I sat at a table in Jumeirah's Lime Tree Café, two anxious looking chaps from the production company facing me.
"So. Will you do it?"
"Look, I know Piers. I've worked with him on his media relations here. He'd burn me for thirty seconds' good TV. I do recognise that."
"No, no, no. You don't understand! Piers has changed!"
That made me belly laugh. I've been laughing about it since.
Piers Morgan is the famous former Daily Mirror editor who was sacked after a splash he ran about British soldiers allegedly abusing Iraqi prisoners was rubbished by the authorities. One moment he was a successful editor and public figure who'd do tea with the Blairs, the next a jobless has-been; Morgan picked himself up from the floor and has built a new and highly successful career in TV. The whole story is documented in his excellent and frequently wickedly funny memoir, The Insider: The Private Diaries of a Scandalous Decade. Love him or hate him (and, like Marmite and Clarkson, he polarises opinion), Piers came through the experience stronger and with a definite sense that he's seen the worst they can do to him and to hell with them all. I quite like him for that.
I did, in the end, agree to appear in Piers Morgan on Dubai. Filmed in luscious HD, the program looks at the glamour and fun of life in Dubai. Why on earth they wanted to talk to me (unglamorous and unfun), I don't know, but I thought it would be a chance to balance some of the egregious erks they'd undoubtedly pick up on with something at least down to earth.
Anyway, I'm a tart like that.

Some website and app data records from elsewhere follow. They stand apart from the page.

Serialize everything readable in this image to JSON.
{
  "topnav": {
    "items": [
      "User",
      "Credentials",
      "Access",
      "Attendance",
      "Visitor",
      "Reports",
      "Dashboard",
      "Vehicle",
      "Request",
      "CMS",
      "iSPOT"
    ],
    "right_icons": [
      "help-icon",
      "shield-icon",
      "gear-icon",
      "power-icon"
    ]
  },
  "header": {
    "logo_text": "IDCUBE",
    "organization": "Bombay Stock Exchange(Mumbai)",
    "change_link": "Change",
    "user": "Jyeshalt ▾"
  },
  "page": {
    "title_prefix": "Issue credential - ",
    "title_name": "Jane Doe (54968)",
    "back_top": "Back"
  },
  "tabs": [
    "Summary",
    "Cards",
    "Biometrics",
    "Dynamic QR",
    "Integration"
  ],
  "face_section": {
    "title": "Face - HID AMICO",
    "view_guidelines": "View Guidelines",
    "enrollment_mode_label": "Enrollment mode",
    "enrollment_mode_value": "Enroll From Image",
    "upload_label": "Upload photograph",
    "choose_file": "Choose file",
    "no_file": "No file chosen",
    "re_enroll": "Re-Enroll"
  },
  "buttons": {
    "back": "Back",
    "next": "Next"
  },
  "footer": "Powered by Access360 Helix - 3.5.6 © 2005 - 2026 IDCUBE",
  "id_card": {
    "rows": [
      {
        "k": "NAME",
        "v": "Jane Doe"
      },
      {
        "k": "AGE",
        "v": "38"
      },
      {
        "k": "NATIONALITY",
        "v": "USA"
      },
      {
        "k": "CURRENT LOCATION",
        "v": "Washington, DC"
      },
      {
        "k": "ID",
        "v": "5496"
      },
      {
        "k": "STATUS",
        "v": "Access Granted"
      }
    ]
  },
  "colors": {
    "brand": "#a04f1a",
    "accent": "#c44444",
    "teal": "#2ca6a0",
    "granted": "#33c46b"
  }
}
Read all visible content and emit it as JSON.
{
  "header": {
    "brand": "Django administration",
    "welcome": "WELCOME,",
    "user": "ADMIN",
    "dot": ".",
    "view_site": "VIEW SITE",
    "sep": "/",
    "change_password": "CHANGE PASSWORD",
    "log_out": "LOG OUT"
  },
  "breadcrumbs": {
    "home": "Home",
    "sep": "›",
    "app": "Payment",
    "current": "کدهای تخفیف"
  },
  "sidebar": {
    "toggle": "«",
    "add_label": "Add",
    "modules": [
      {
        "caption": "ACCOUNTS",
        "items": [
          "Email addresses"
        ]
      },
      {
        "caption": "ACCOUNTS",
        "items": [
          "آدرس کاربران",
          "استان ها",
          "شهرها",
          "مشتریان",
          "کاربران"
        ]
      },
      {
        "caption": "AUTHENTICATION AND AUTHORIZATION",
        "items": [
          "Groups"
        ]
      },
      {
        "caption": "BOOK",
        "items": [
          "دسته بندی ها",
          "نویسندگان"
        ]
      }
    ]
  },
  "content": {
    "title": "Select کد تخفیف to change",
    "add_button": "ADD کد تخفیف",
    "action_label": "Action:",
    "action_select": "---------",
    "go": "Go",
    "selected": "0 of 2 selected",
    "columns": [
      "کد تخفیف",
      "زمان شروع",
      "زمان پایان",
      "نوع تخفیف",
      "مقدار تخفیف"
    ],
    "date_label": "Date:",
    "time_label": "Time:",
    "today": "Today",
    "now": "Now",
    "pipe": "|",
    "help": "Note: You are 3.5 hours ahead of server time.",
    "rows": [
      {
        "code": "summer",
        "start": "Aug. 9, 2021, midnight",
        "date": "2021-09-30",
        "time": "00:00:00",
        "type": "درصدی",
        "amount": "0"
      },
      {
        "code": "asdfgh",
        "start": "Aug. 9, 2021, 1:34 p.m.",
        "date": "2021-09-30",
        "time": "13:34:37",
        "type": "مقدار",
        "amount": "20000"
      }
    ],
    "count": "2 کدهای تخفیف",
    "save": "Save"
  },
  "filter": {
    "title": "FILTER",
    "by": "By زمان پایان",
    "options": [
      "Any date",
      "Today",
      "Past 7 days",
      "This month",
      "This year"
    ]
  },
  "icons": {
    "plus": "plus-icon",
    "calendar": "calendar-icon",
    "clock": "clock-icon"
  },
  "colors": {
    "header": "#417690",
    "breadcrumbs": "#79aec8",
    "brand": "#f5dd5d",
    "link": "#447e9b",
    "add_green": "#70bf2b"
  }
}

We drove out into the desert, a mirror-mounted camera filming me responding to our man, sitting in the back, asking questions. As we drove up into the dunes, Piers teased me about wasting my time driving around in this big sandpit. And then, as we flipped neatly over the crest of the dune and sailed down the leeward side into a huge bowl, you should (depending on the caprices of the editing room floor) hear Piers saying something like 'Erk!'.

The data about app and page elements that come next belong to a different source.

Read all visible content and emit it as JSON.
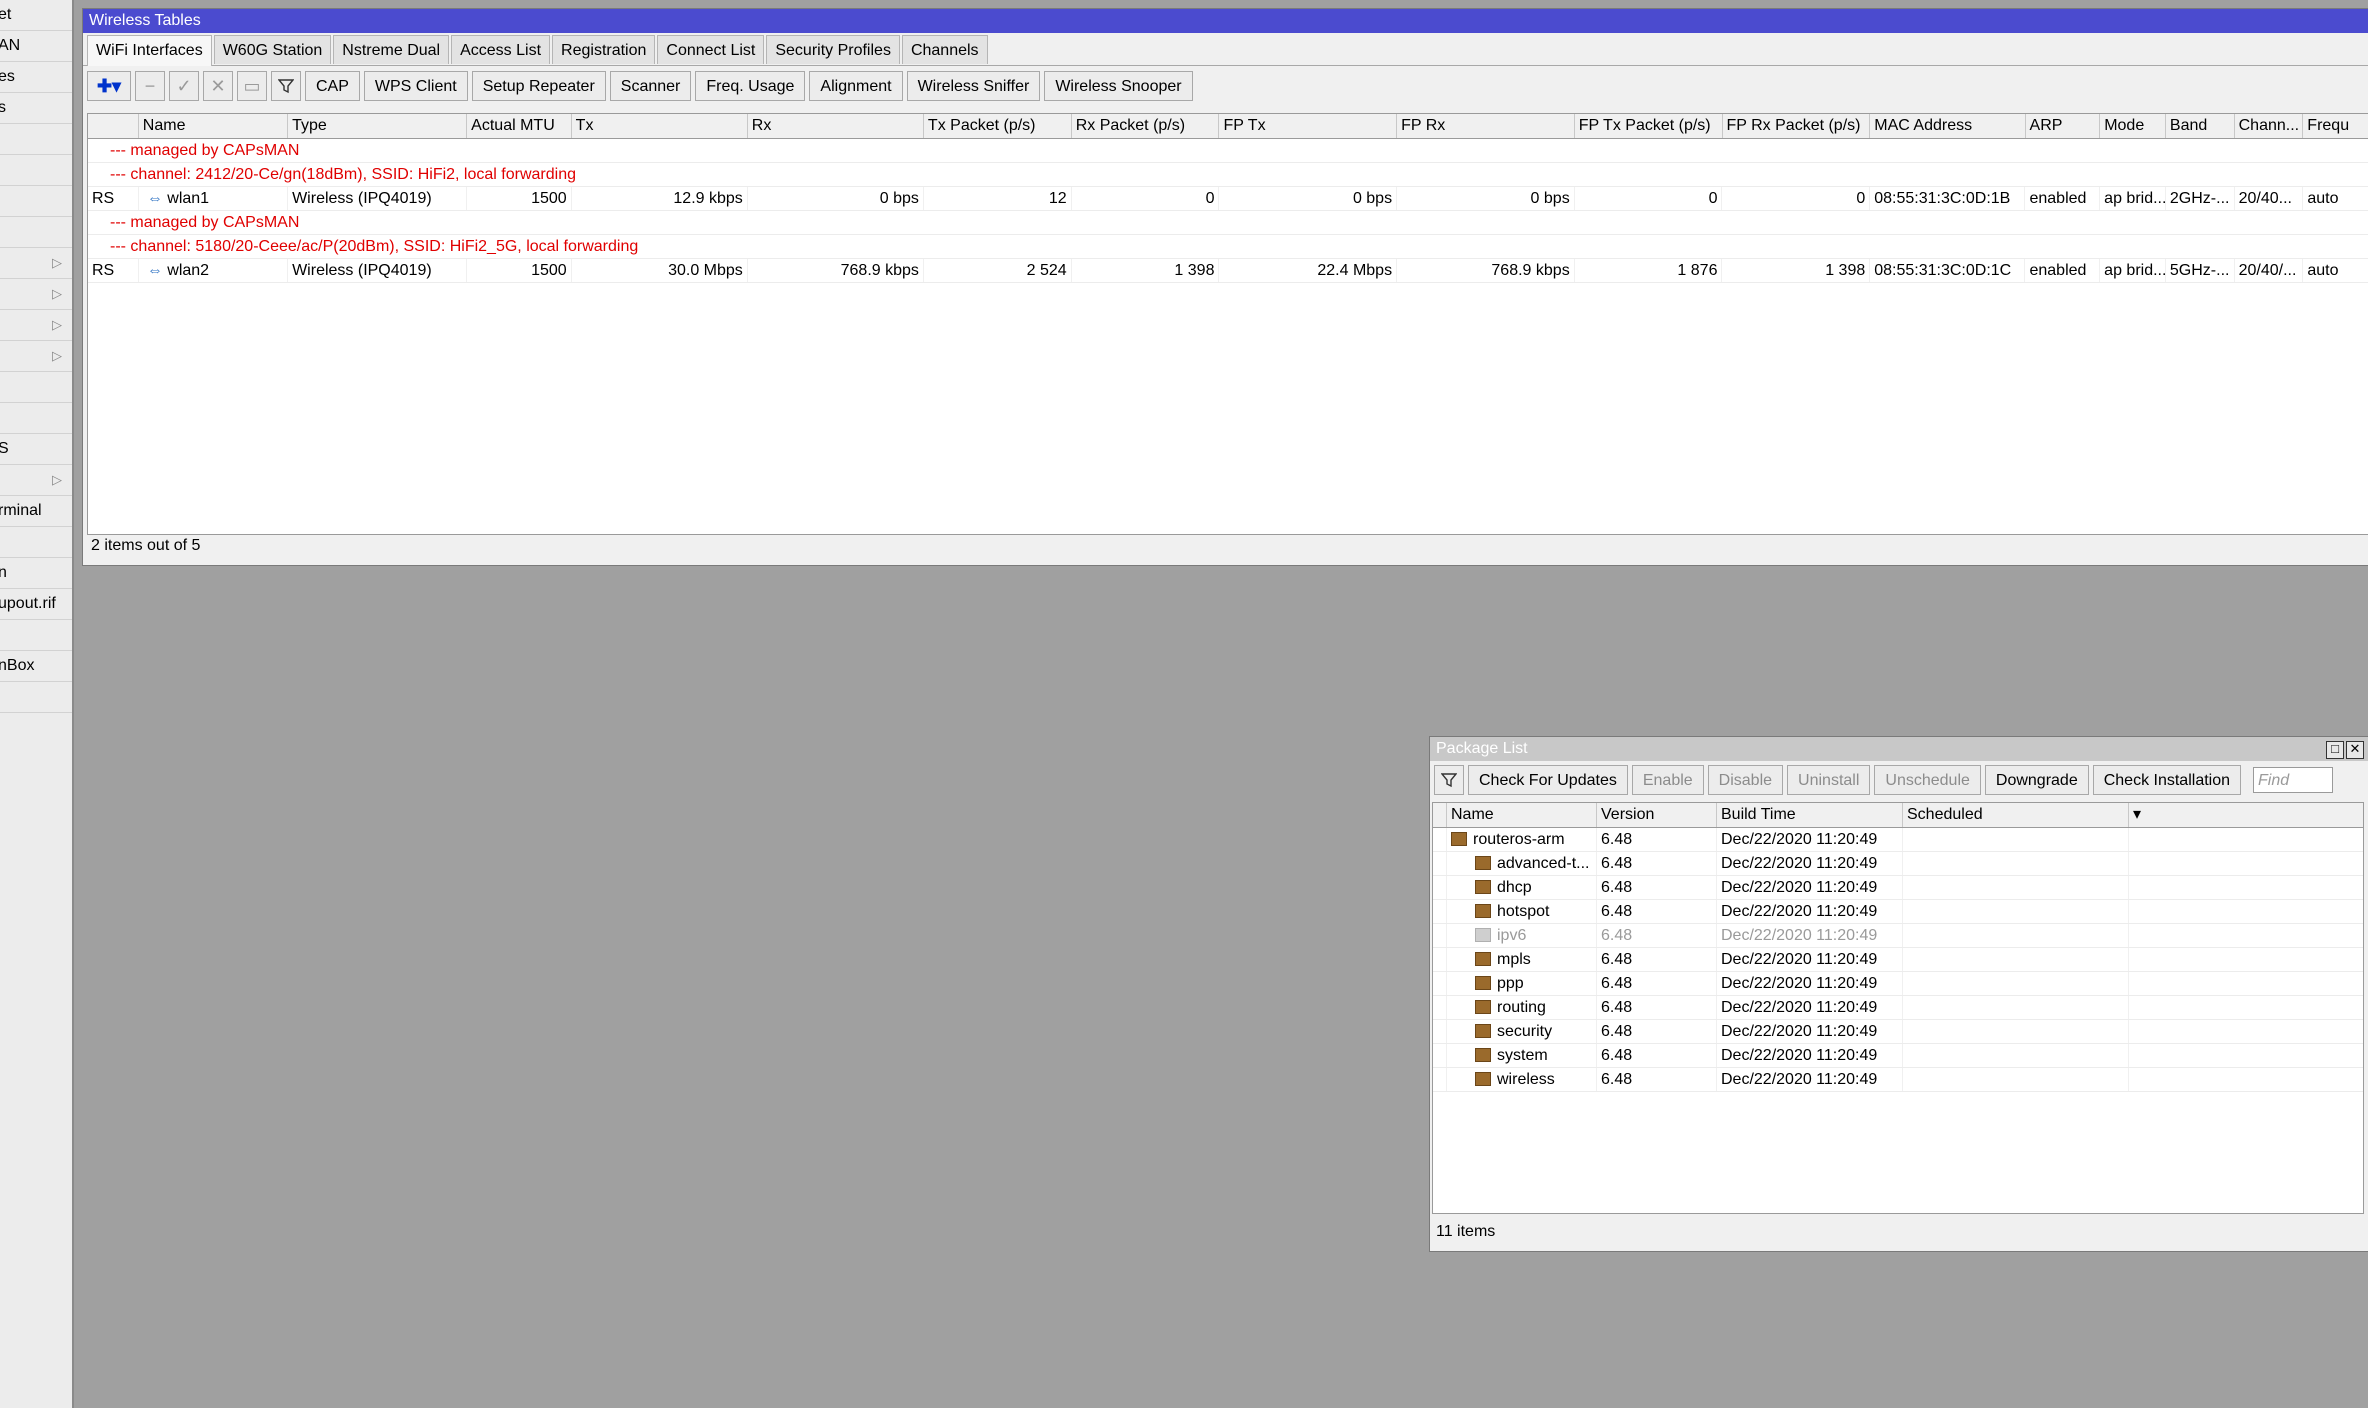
{
  "sidebar": {
    "items": [
      {
        "label": "et",
        "arrow": ""
      },
      {
        "label": "AN",
        "arrow": ""
      },
      {
        "label": "es",
        "arrow": ""
      },
      {
        "label": "s",
        "arrow": ""
      },
      {
        "label": "",
        "arrow": ""
      },
      {
        "label": "",
        "arrow": ""
      },
      {
        "label": "",
        "arrow": ""
      },
      {
        "label": "",
        "arrow": ""
      },
      {
        "label": "",
        "arrow": "▷"
      },
      {
        "label": "",
        "arrow": "▷"
      },
      {
        "label": "",
        "arrow": "▷"
      },
      {
        "label": "",
        "arrow": "▷"
      },
      {
        "label": "",
        "arrow": ""
      },
      {
        "label": "",
        "arrow": ""
      },
      {
        "label": "S",
        "arrow": ""
      },
      {
        "label": "",
        "arrow": "▷"
      },
      {
        "label": "rminal",
        "arrow": ""
      },
      {
        "label": "",
        "arrow": ""
      },
      {
        "label": "n",
        "arrow": ""
      },
      {
        "label": "upout.rif",
        "arrow": ""
      },
      {
        "label": "",
        "arrow": ""
      },
      {
        "label": "nBox",
        "arrow": ""
      },
      {
        "label": "",
        "arrow": ""
      }
    ]
  },
  "wireless": {
    "title": "Wireless Tables",
    "tabs": [
      "WiFi Interfaces",
      "W60G Station",
      "Nstreme Dual",
      "Access List",
      "Registration",
      "Connect List",
      "Security Profiles",
      "Channels"
    ],
    "toolbar_buttons": [
      "CAP",
      "WPS Client",
      "Setup Repeater",
      "Scanner",
      "Freq. Usage",
      "Alignment",
      "Wireless Sniffer",
      "Wireless Snooper"
    ],
    "columns": [
      "",
      "Name",
      "Type",
      "Actual MTU",
      "Tx",
      "Rx",
      "Tx Packet (p/s)",
      "Rx Packet (p/s)",
      "FP Tx",
      "FP Rx",
      "FP Tx Packet (p/s)",
      "FP Rx Packet (p/s)",
      "MAC Address",
      "ARP",
      "Mode",
      "Band",
      "Chann...",
      "Frequ"
    ],
    "entries": [
      {
        "comments": [
          "--- managed by CAPsMAN",
          "--- channel: 2412/20-Ce/gn(18dBm), SSID: HiFi2, local forwarding"
        ],
        "cells": [
          "RS",
          "wlan1",
          "Wireless (IPQ4019)",
          "1500",
          "12.9 kbps",
          "0 bps",
          "12",
          "0",
          "0 bps",
          "0 bps",
          "0",
          "0",
          "08:55:31:3C:0D:1B",
          "enabled",
          "ap brid...",
          "2GHz-...",
          "20/40...",
          "auto"
        ]
      },
      {
        "comments": [
          "--- managed by CAPsMAN",
          "--- channel: 5180/20-Ceee/ac/P(20dBm), SSID: HiFi2_5G, local forwarding"
        ],
        "cells": [
          "RS",
          "wlan2",
          "Wireless (IPQ4019)",
          "1500",
          "30.0 Mbps",
          "768.9 kbps",
          "2 524",
          "1 398",
          "22.4 Mbps",
          "768.9 kbps",
          "1 876",
          "1 398",
          "08:55:31:3C:0D:1C",
          "enabled",
          "ap brid...",
          "5GHz-...",
          "20/40/...",
          "auto"
        ]
      }
    ],
    "status": "2 items out of 5"
  },
  "packages": {
    "title": "Package List",
    "buttons": [
      "Check For Updates",
      "Enable",
      "Disable",
      "Uninstall",
      "Unschedule",
      "Downgrade",
      "Check Installation"
    ],
    "find_placeholder": "Find",
    "columns": [
      "Name",
      "Version",
      "Build Time",
      "Scheduled"
    ],
    "rows": [
      {
        "name": "routeros-arm",
        "version": "6.48",
        "build": "Dec/22/2020 11:20:49",
        "scheduled": "",
        "indent": false,
        "disabled": false
      },
      {
        "name": "advanced-t...",
        "version": "6.48",
        "build": "Dec/22/2020 11:20:49",
        "scheduled": "",
        "indent": true,
        "disabled": false
      },
      {
        "name": "dhcp",
        "version": "6.48",
        "build": "Dec/22/2020 11:20:49",
        "scheduled": "",
        "indent": true,
        "disabled": false
      },
      {
        "name": "hotspot",
        "version": "6.48",
        "build": "Dec/22/2020 11:20:49",
        "scheduled": "",
        "indent": true,
        "disabled": false
      },
      {
        "name": "ipv6",
        "version": "6.48",
        "build": "Dec/22/2020 11:20:49",
        "scheduled": "",
        "indent": true,
        "disabled": true
      },
      {
        "name": "mpls",
        "version": "6.48",
        "build": "Dec/22/2020 11:20:49",
        "scheduled": "",
        "indent": true,
        "disabled": false
      },
      {
        "name": "ppp",
        "version": "6.48",
        "build": "Dec/22/2020 11:20:49",
        "scheduled": "",
        "indent": true,
        "disabled": false
      },
      {
        "name": "routing",
        "version": "6.48",
        "build": "Dec/22/2020 11:20:49",
        "scheduled": "",
        "indent": true,
        "disabled": false
      },
      {
        "name": "security",
        "version": "6.48",
        "build": "Dec/22/2020 11:20:49",
        "scheduled": "",
        "indent": true,
        "disabled": false
      },
      {
        "name": "system",
        "version": "6.48",
        "build": "Dec/22/2020 11:20:49",
        "scheduled": "",
        "indent": true,
        "disabled": false
      },
      {
        "name": "wireless",
        "version": "6.48",
        "build": "Dec/22/2020 11:20:49",
        "scheduled": "",
        "indent": true,
        "disabled": false
      }
    ],
    "status": "11 items"
  }
}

Having just recovered from the not inconsiderable injuries sustained when he fell off a Segway, Piers didn't take very well to offroading, I have to say. It was quite an effort to get him back into the car once we'd got out to film an interview in the dunes.
We talked about stuff like groaning infrastructure, media freedom and blogging. To be honest, all these weeks later, I can't quite remember what we talked about. But at the end, Piers pulled a trick in response to my assertion that I had never been 'yanked' by the authorities for blogging - he nodded behind me and told me to look at the two guys from the Ministry of Information coming over the dunes behind me. I didn't, so he repeated it. I turned round and thereby gave them the ideal shot to end the piece: cut well, it'll look like I'm turning around in fear.

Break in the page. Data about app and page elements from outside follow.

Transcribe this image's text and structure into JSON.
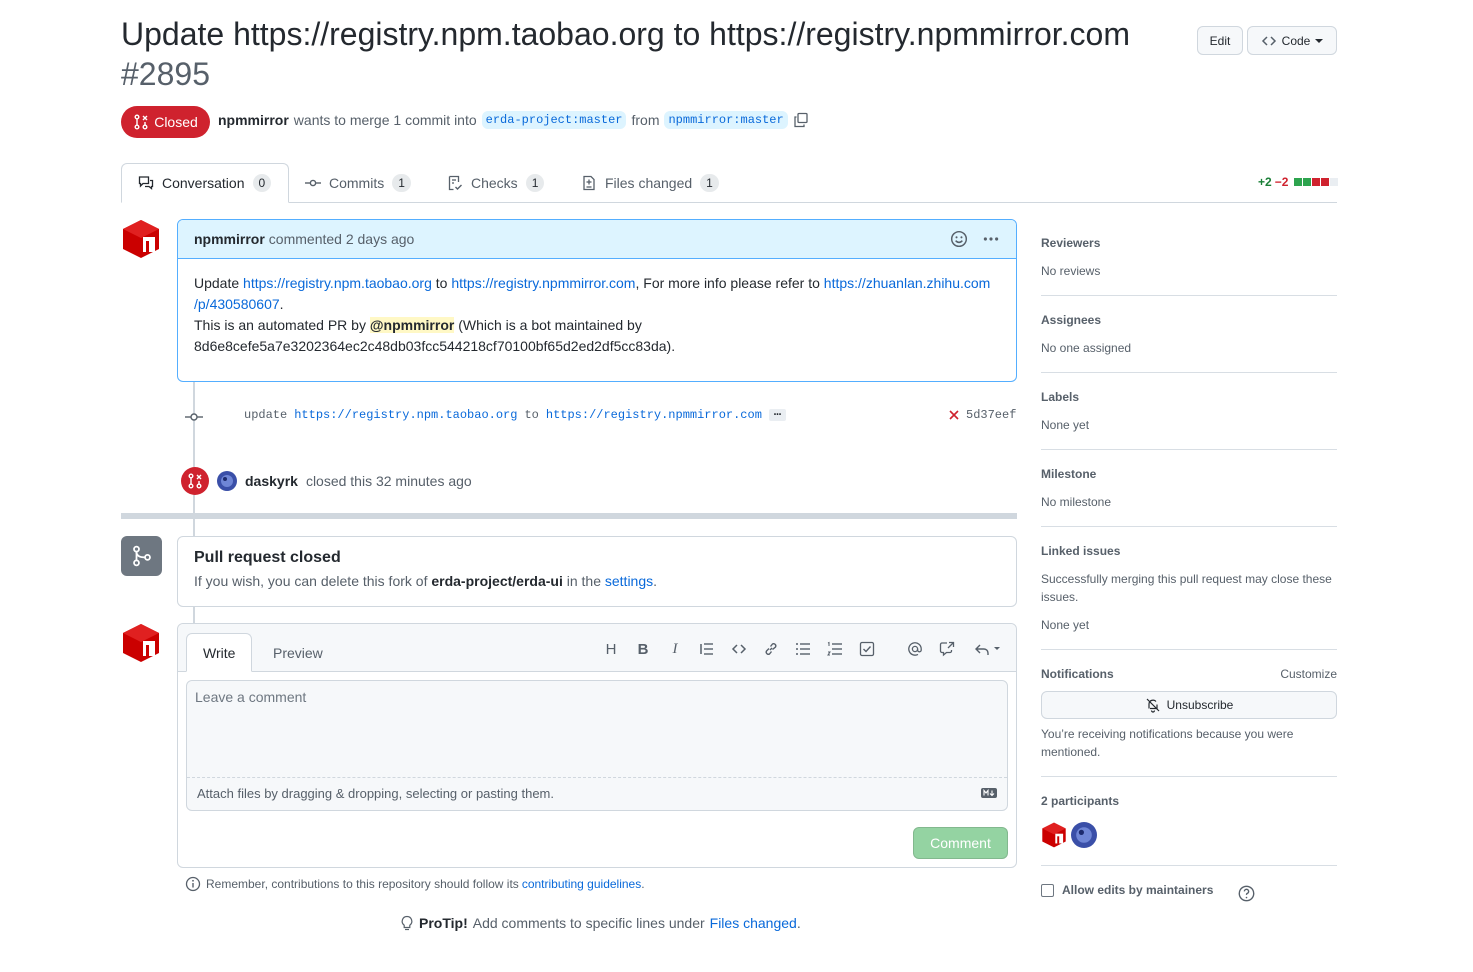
{
  "header": {
    "title": "Update https://registry.npm.taobao.org to https://registry.npmmirror.com",
    "number": "#2895",
    "edit_label": "Edit",
    "code_label": "Code"
  },
  "state": {
    "label": "Closed",
    "author": "npmmirror",
    "merge_text": "wants to merge 1 commit into",
    "base_branch": "erda-project:master",
    "from_text": "from",
    "head_branch": "npmmirror:master"
  },
  "tabs": [
    {
      "label": "Conversation",
      "count": "0"
    },
    {
      "label": "Commits",
      "count": "1"
    },
    {
      "label": "Checks",
      "count": "1"
    },
    {
      "label": "Files changed",
      "count": "1"
    }
  ],
  "diffstat": {
    "added": "+2",
    "removed": "−2"
  },
  "comment": {
    "author": "npmmirror",
    "meta": "commented 2 days ago",
    "body_update": "Update",
    "link1": "https://registry.npm.taobao.org",
    "to": "to",
    "link2": "https://registry.npmmirror.com",
    "more_info": ", For more info please refer to",
    "link3": "https://zhuanlan.zhihu.com",
    "link3b": "/p/430580607",
    "period": ".",
    "auto_pr": "This is an automated PR by",
    "mention": "@npmmirror",
    "bot_text": "(Which is a bot maintained by",
    "hash_line": "8d6e8cefe5a7e3202364ec2c48db03fcc544218cf70100bf65d2ed2df5cc83da)."
  },
  "commit": {
    "prefix": "update",
    "link1": "https://registry.npm.taobao.org",
    "to": "to",
    "link2": "https://registry.npmmirror.com",
    "toggle": "…",
    "sha": "5d37eef"
  },
  "closed_event": {
    "user": "daskyrk",
    "text": "closed this 32 minutes ago"
  },
  "merge_box": {
    "title": "Pull request closed",
    "desc_prefix": "If you wish, you can delete this fork of",
    "repo": "erda-project/erda-ui",
    "desc_mid": "in the",
    "settings_link": "settings",
    "period": "."
  },
  "composer": {
    "write_tab": "Write",
    "preview_tab": "Preview",
    "placeholder": "Leave a comment",
    "attach_text": "Attach files by dragging & dropping, selecting or pasting them.",
    "comment_button": "Comment",
    "tools": [
      "H",
      "B",
      "I"
    ]
  },
  "footer": {
    "remember_text": "Remember, contributions to this repository should follow its",
    "guidelines_link": "contributing guidelines",
    "period": ".",
    "protip_label": "ProTip!",
    "protip_text": "Add comments to specific lines under",
    "files_changed_link": "Files changed",
    "protip_period": "."
  },
  "sidebar": {
    "reviewers": {
      "title": "Reviewers",
      "value": "No reviews"
    },
    "assignees": {
      "title": "Assignees",
      "value": "No one assigned"
    },
    "labels": {
      "title": "Labels",
      "value": "None yet"
    },
    "milestone": {
      "title": "Milestone",
      "value": "No milestone"
    },
    "linked_issues": {
      "title": "Linked issues",
      "desc": "Successfully merging this pull request may close these issues.",
      "value": "None yet"
    },
    "notifications": {
      "title": "Notifications",
      "customize": "Customize",
      "button": "Unsubscribe",
      "desc": "You’re receiving notifications because you were mentioned."
    },
    "participants": {
      "title": "2 participants"
    },
    "allow_edits": "Allow edits by maintainers"
  },
  "colors": {
    "accent": "#0969da",
    "closed": "#cf222e",
    "added": "#1a7f37",
    "removed": "#cf222e"
  }
}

That's TV, I'm afraid. If that's how they cut it, that's fine by me. But it ain't the 'truth', folks.
Anyway, if anyone sees it on ITV tonight, please do feel free not to tell me all about it. Oh! And the production company still owes me a quid...